In the last three games alone, Ferrell has scored 70 points with all three games going over the magic 20-point plateau. Last season, in 36 games, Ferrell's scoring high was 19.

But Yogi does so much more that. He gets his teammates involved, he looks for extra pass and he waits for an opening – and then takes it.

"Yogi just continues to get his teammates opportunities and make them better early in the game,'' Crean said. "He takes what the defense gives him and then all of sudden things just open up for him. He's playing at such a high level. Everything is about finding guys and then all of a sudden he's standing there numerous times where he has a chance to make a play at the rim, make a play with a pull up, make a play with the three, make a play with the shot clock, in transition, whatever it is.''

Ferrell didn't shoot the ball particularly well (he was 5-for-13 from the field) but he made big shots. He had 20 points and five assists with just one turnover. He was 7-of-8 from the foul line, too.

The assist-to-turnover ratio in his five games is probably the most important statistic. He has 23 assists and 10 turnovers, an average of 2.0 turnovers per game. And he's averaging 30.2 minutes per game.


Crean was left scratching his head last Sunday when IU made 30-of-49 foul shots against Stony Brook. Of those 19 misses, Indiana missed 13 free throws in the first half alone.

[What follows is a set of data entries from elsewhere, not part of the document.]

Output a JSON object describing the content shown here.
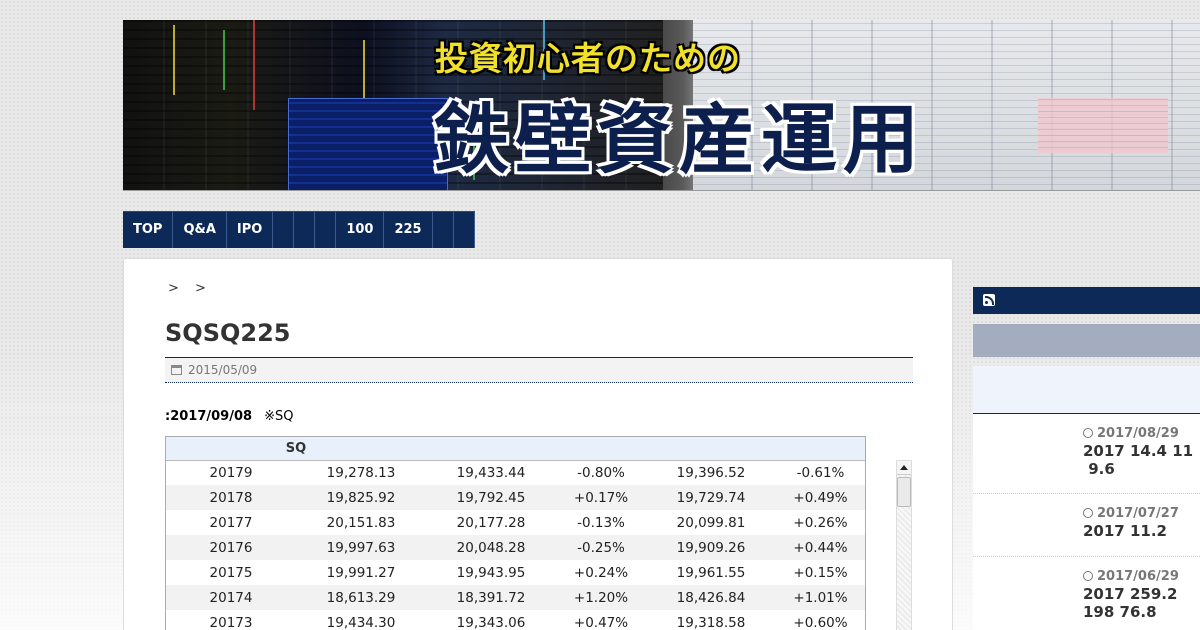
{
  "banner": {
    "subtitle": "投資初心者のための",
    "title": "鉄壁資産運用"
  },
  "nav": {
    "items": [
      "TOP",
      "Q&A",
      "IPO",
      "",
      "",
      "",
      "100",
      "225",
      "",
      ""
    ]
  },
  "breadcrumb": "> >",
  "post": {
    "title": "SQSQ225",
    "date": "2015/05/09",
    "note_date": ":2017/09/08",
    "note_text": "※SQ"
  },
  "table": {
    "header": "SQ",
    "rows": [
      [
        "20179",
        "19,278.13",
        "19,433.44",
        "-0.80%",
        "19,396.52",
        "-0.61%"
      ],
      [
        "20178",
        "19,825.92",
        "19,792.45",
        "+0.17%",
        "19,729.74",
        "+0.49%"
      ],
      [
        "20177",
        "20,151.83",
        "20,177.28",
        "-0.13%",
        "20,099.81",
        "+0.26%"
      ],
      [
        "20176",
        "19,997.63",
        "20,048.28",
        "-0.25%",
        "19,909.26",
        "+0.44%"
      ],
      [
        "20175",
        "19,991.27",
        "19,943.95",
        "+0.24%",
        "19,961.55",
        "+0.15%"
      ],
      [
        "20174",
        "18,613.29",
        "18,391.72",
        "+1.20%",
        "18,426.84",
        "+1.01%"
      ],
      [
        "20173",
        "19,434.30",
        "19,343.06",
        "+0.47%",
        "19,318.58",
        "+0.60%"
      ]
    ]
  },
  "sidebar": {
    "posts": [
      {
        "date": "2017/08/29",
        "title": "2017 14.4 11\n 9.6"
      },
      {
        "date": "2017/07/27",
        "title": "2017 11.2"
      },
      {
        "date": "2017/06/29",
        "title": "2017 259.2\n198 76.8"
      }
    ]
  },
  "colors": {
    "navy": "#0d2957",
    "banner_yellow": "#f2e12b"
  }
}
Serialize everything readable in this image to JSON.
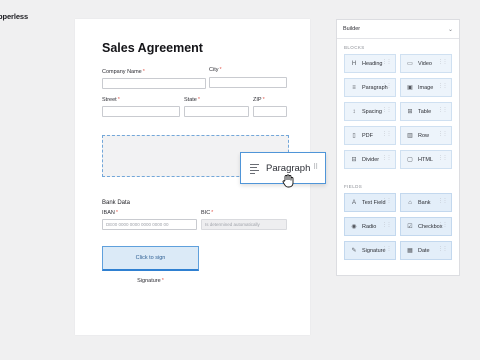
{
  "brand": "pperless",
  "document": {
    "title": "Sales Agreement",
    "company_label": "Company Name",
    "city_label": "City",
    "street_label": "Street",
    "state_label": "State",
    "zip_label": "ZIP",
    "required_mark": "*",
    "bank_section": "Bank Data",
    "iban_label": "IBAN",
    "iban_placeholder": "DE00 0000 0000 0000 0000 00",
    "bic_label": "BIC",
    "bic_placeholder": "Is determined automatically",
    "sign_button": "Click to sign",
    "signature_label": "Signature"
  },
  "drag_preview": {
    "label": "Paragraph"
  },
  "builder": {
    "title": "Builder",
    "blocks_heading": "BLOCKS",
    "fields_heading": "FIELDS",
    "blocks": [
      {
        "label": "Heading",
        "icon": "heading-icon",
        "glyph": "H"
      },
      {
        "label": "Video",
        "icon": "video-icon",
        "glyph": "▭"
      },
      {
        "label": "Paragraph",
        "icon": "paragraph-icon",
        "glyph": "≡"
      },
      {
        "label": "Image",
        "icon": "image-icon",
        "glyph": "▣"
      },
      {
        "label": "Spacing",
        "icon": "spacing-icon",
        "glyph": "↕"
      },
      {
        "label": "Table",
        "icon": "table-icon",
        "glyph": "⊞"
      },
      {
        "label": "PDF",
        "icon": "pdf-icon",
        "glyph": "▯"
      },
      {
        "label": "Row",
        "icon": "row-icon",
        "glyph": "▥"
      },
      {
        "label": "Divider",
        "icon": "divider-icon",
        "glyph": "⊟"
      },
      {
        "label": "HTML",
        "icon": "html-icon",
        "glyph": "▢"
      }
    ],
    "fields": [
      {
        "label": "Text Field",
        "icon": "text-field-icon",
        "glyph": "A"
      },
      {
        "label": "Bank",
        "icon": "bank-icon",
        "glyph": "⌂"
      },
      {
        "label": "Radio",
        "icon": "radio-icon",
        "glyph": "◉"
      },
      {
        "label": "Checkbox",
        "icon": "checkbox-icon",
        "glyph": "☑"
      },
      {
        "label": "Signature",
        "icon": "signature-icon",
        "glyph": "✎"
      },
      {
        "label": "Date",
        "icon": "date-icon",
        "glyph": "▦"
      }
    ]
  },
  "colors": {
    "accent": "#2f80d1",
    "tile_bg": "#edf4fb",
    "required": "#e2594f"
  }
}
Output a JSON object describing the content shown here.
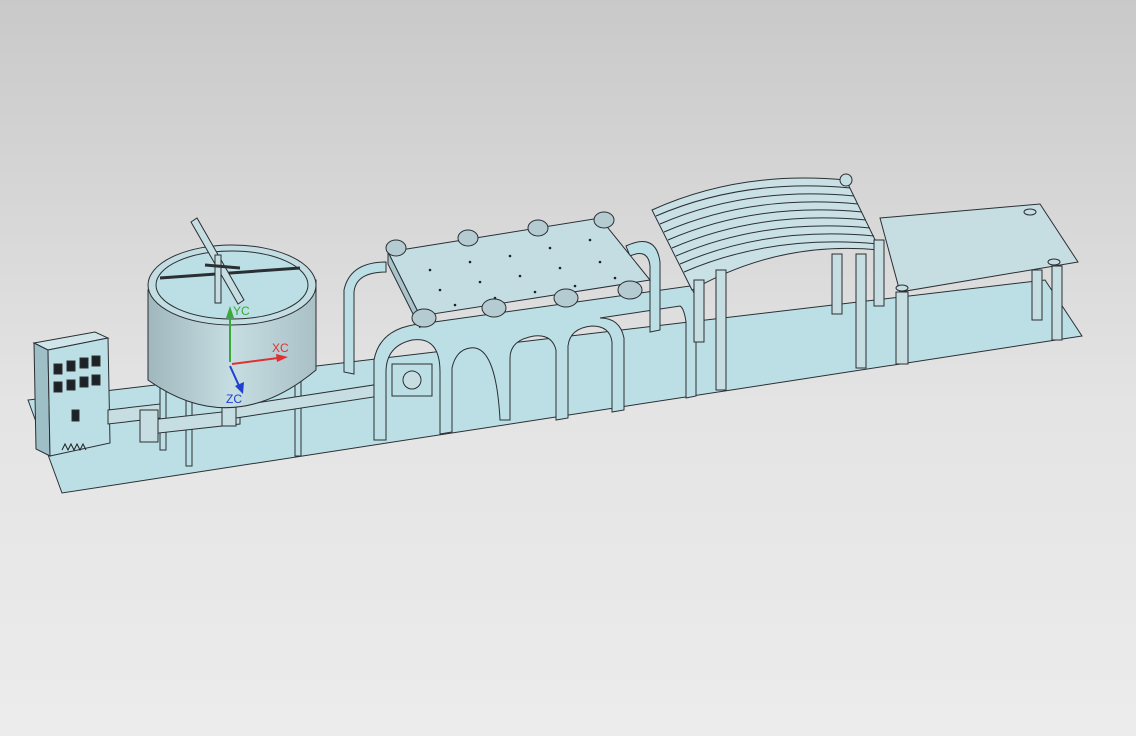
{
  "triad": {
    "yc_label": "YC",
    "xc_label": "XC",
    "zc_label": "ZC",
    "yc_color": "#3aa83a",
    "xc_color": "#e03030",
    "zc_color": "#2040d0"
  },
  "model": {
    "fill_color": "#bcdfe6",
    "edge_color": "#2a2f33",
    "parts": [
      "control-cabinet",
      "mixing-tank",
      "agitator",
      "piping",
      "perforated-conveyor",
      "curved-slat-guide",
      "output-table",
      "base-plate"
    ]
  }
}
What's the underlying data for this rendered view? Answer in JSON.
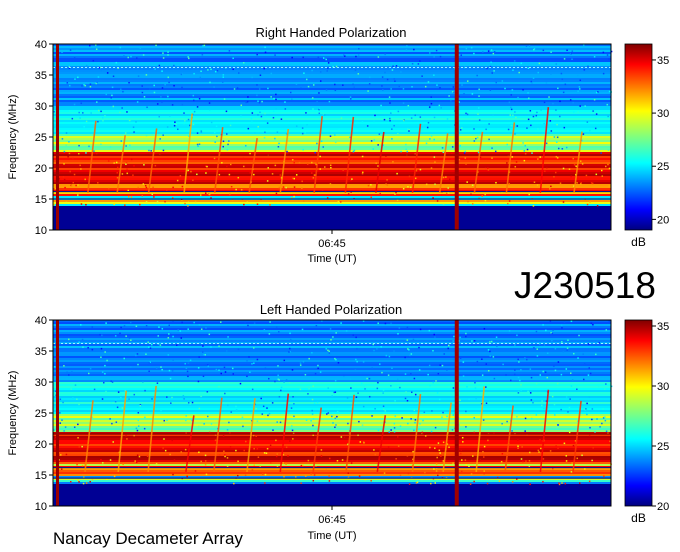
{
  "observation_id": "J230518",
  "instrument": "Nancay Decameter Array",
  "colors": {
    "background_blue": "#00007f",
    "colormap": "jet"
  },
  "chart_data": [
    {
      "type": "heatmap",
      "title": "Right Handed Polarization",
      "xlabel": "Time (UT)",
      "ylabel": "Frequency (MHz)",
      "x_tick_labels": [
        "06:45"
      ],
      "ylim": [
        10,
        40
      ],
      "y_ticks": [
        10,
        15,
        20,
        25,
        30,
        35,
        40
      ],
      "colorbar": {
        "label": "dB",
        "range": [
          19,
          36.5
        ],
        "ticks": [
          20,
          25,
          30,
          35
        ]
      },
      "features": {
        "low_freq_cutoff_mhz": 14,
        "band_center_mhz": 19,
        "band_top_mhz": 22.5,
        "drifting_bursts": 16,
        "vertical_spike_near_start": true,
        "vertical_spike_position": 0.72
      }
    },
    {
      "type": "heatmap",
      "title": "Left Handed Polarization",
      "xlabel": "Time (UT)",
      "ylabel": "Frequency (MHz)",
      "x_tick_labels": [
        "06:45"
      ],
      "ylim": [
        10,
        40
      ],
      "y_ticks": [
        10,
        15,
        20,
        25,
        30,
        35,
        40
      ],
      "colorbar": {
        "label": "dB",
        "range": [
          20,
          35.5
        ],
        "ticks": [
          20,
          25,
          30,
          35
        ]
      },
      "features": {
        "low_freq_cutoff_mhz": 13.5,
        "band_center_mhz": 18.5,
        "band_top_mhz": 22,
        "drifting_bursts": 16,
        "vertical_spike_near_start": true,
        "vertical_spike_position": 0.72
      }
    }
  ]
}
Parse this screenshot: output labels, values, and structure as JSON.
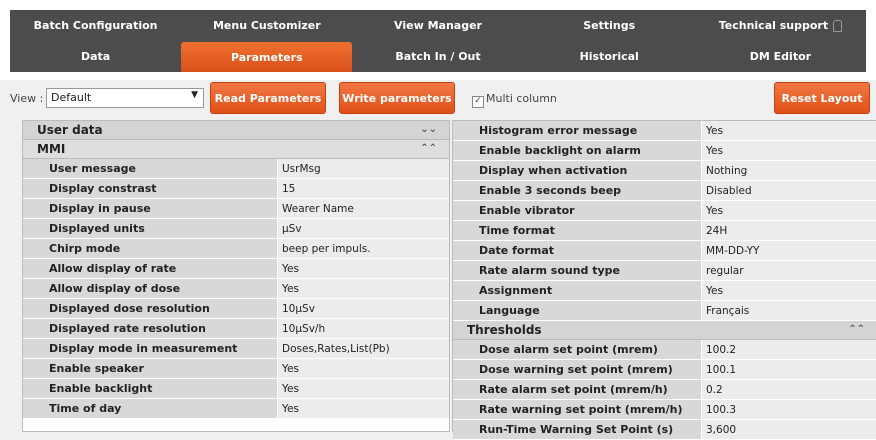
{
  "nav": {
    "row1": [
      "Batch Configuration",
      "Menu Customizer",
      "View Manager",
      "Settings",
      "Technical support"
    ],
    "row2": [
      "Data",
      "Parameters",
      "Batch In / Out",
      "Historical",
      "DM Editor"
    ]
  },
  "toolbar": {
    "view_label": "View :",
    "view_value": "Default",
    "read_label": "Read Parameters",
    "write_label": "Write parameters",
    "multi_label": "Multi column",
    "reset_label": "Reset Layout"
  },
  "left": {
    "user_data_title": "User data",
    "mmi_title": "MMI",
    "rows": [
      {
        "name": "User message",
        "value": "UsrMsg"
      },
      {
        "name": "Display constrast",
        "value": "15"
      },
      {
        "name": "Display in pause",
        "value": "Wearer Name"
      },
      {
        "name": "Displayed units",
        "value": "µSv"
      },
      {
        "name": "Chirp mode",
        "value": "beep per impuls."
      },
      {
        "name": "Allow display of rate",
        "value": "Yes"
      },
      {
        "name": "Allow display of dose",
        "value": "Yes"
      },
      {
        "name": "Displayed dose resolution",
        "value": "10µSv"
      },
      {
        "name": "Displayed rate resolution",
        "value": "10µSv/h"
      },
      {
        "name": "Display mode in measurement",
        "value": "Doses,Rates,List(Pb)"
      },
      {
        "name": "Enable speaker",
        "value": "Yes"
      },
      {
        "name": "Enable backlight",
        "value": "Yes"
      },
      {
        "name": "Time of day",
        "value": "Yes"
      }
    ]
  },
  "right": {
    "rows": [
      {
        "name": "Histogram error message",
        "value": "Yes"
      },
      {
        "name": "Enable backlight on alarm",
        "value": "Yes"
      },
      {
        "name": "Display when activation",
        "value": "Nothing"
      },
      {
        "name": "Enable 3 seconds beep",
        "value": "Disabled"
      },
      {
        "name": "Enable vibrator",
        "value": "Yes"
      },
      {
        "name": "Time format",
        "value": "24H"
      },
      {
        "name": "Date format",
        "value": "MM-DD-YY"
      },
      {
        "name": "Rate alarm sound type",
        "value": "regular"
      },
      {
        "name": "Assignment",
        "value": "Yes"
      },
      {
        "name": "Language",
        "value": "Français"
      }
    ],
    "thresholds_title": "Thresholds",
    "threshold_rows": [
      {
        "name": "Dose alarm set point (mrem)",
        "value": "100.2"
      },
      {
        "name": "Dose warning set point (mrem)",
        "value": "100.1"
      },
      {
        "name": "Rate alarm set point (mrem/h)",
        "value": "0.2"
      },
      {
        "name": "Rate warning set point (mrem/h)",
        "value": "100.3"
      },
      {
        "name": "Run-Time Warning Set Point  (s)",
        "value": "3,600"
      }
    ]
  }
}
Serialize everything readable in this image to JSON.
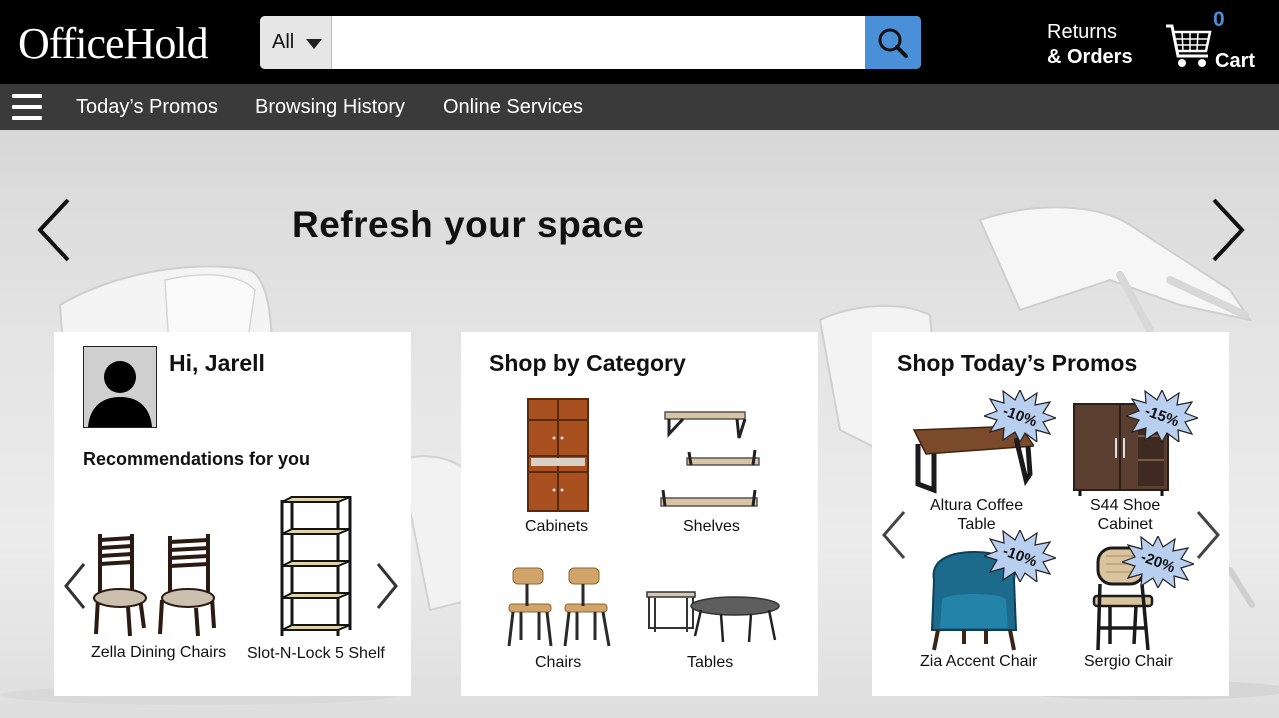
{
  "header": {
    "logo": "OfficeHold",
    "search": {
      "category": "All",
      "placeholder": "",
      "value": ""
    },
    "returns_line1": "Returns",
    "returns_line2": "& Orders",
    "cart_count": "0",
    "cart_label": "Cart"
  },
  "nav": {
    "links": [
      "Today’s Promos",
      "Browsing History",
      "Online Services"
    ]
  },
  "hero": {
    "title": "Refresh your space"
  },
  "greeting_card": {
    "greeting": "Hi, Jarell",
    "recommendations_title": "Recommendations for you",
    "items": [
      "Zella Dining Chairs",
      "Slot-N-Lock 5 Shelf"
    ]
  },
  "category_card": {
    "title": "Shop by Category",
    "items": [
      "Cabinets",
      "Shelves",
      "Chairs",
      "Tables"
    ]
  },
  "promo_card": {
    "title": "Shop Today’s Promos",
    "items": [
      {
        "name": "Altura Coffee Table",
        "name_line1": "Altura Coffee",
        "name_line2": "Table",
        "discount": "-10%"
      },
      {
        "name": "S44 Shoe Cabinet",
        "name_line1": "S44 Shoe",
        "name_line2": "Cabinet",
        "discount": "-15%"
      },
      {
        "name": "Zia Accent Chair",
        "discount": "-10%"
      },
      {
        "name": "Sergio Chair",
        "discount": "-20%"
      }
    ]
  },
  "colors": {
    "header_bg": "#000000",
    "nav_bg": "#3a3a3a",
    "accent_blue": "#4a90d9",
    "badge_fill": "#b9cff0"
  },
  "icons": [
    "search-icon",
    "cart-icon",
    "hamburger-menu-icon",
    "chevron-left-icon",
    "chevron-right-icon",
    "user-avatar-icon"
  ]
}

Thursday, Indiana was solid at the line once again. It made 31-of-36 foul shots. The Hoosiers hit 16-of-18 from the line in the first half and 15-of-18 in the second half.

"We always want to establish attacking the rim, looking for drop offs and kicks and reversals,'' Ferrell said. "We want to make them make long close outs for drives. We just wanted to establish that free throw line for us.''

Indiana has done that for certain in the first five games. The Hoosiers have already been to the free throw line 198 times this season, an average of nearly 40 per game. IU is shooting 73 percent but with more nights like Thursday that number will just continue to rise.


Since the beginning of the 2011-12 season, Indiana is 61-16 which is second in the Big Ten with a .789 winning percentage.

The Hoosiers are 12-8 in true road games, 22-13 away from Assembly Hall and 38-3 at home.

Follow Terry Hutchens at Top Stories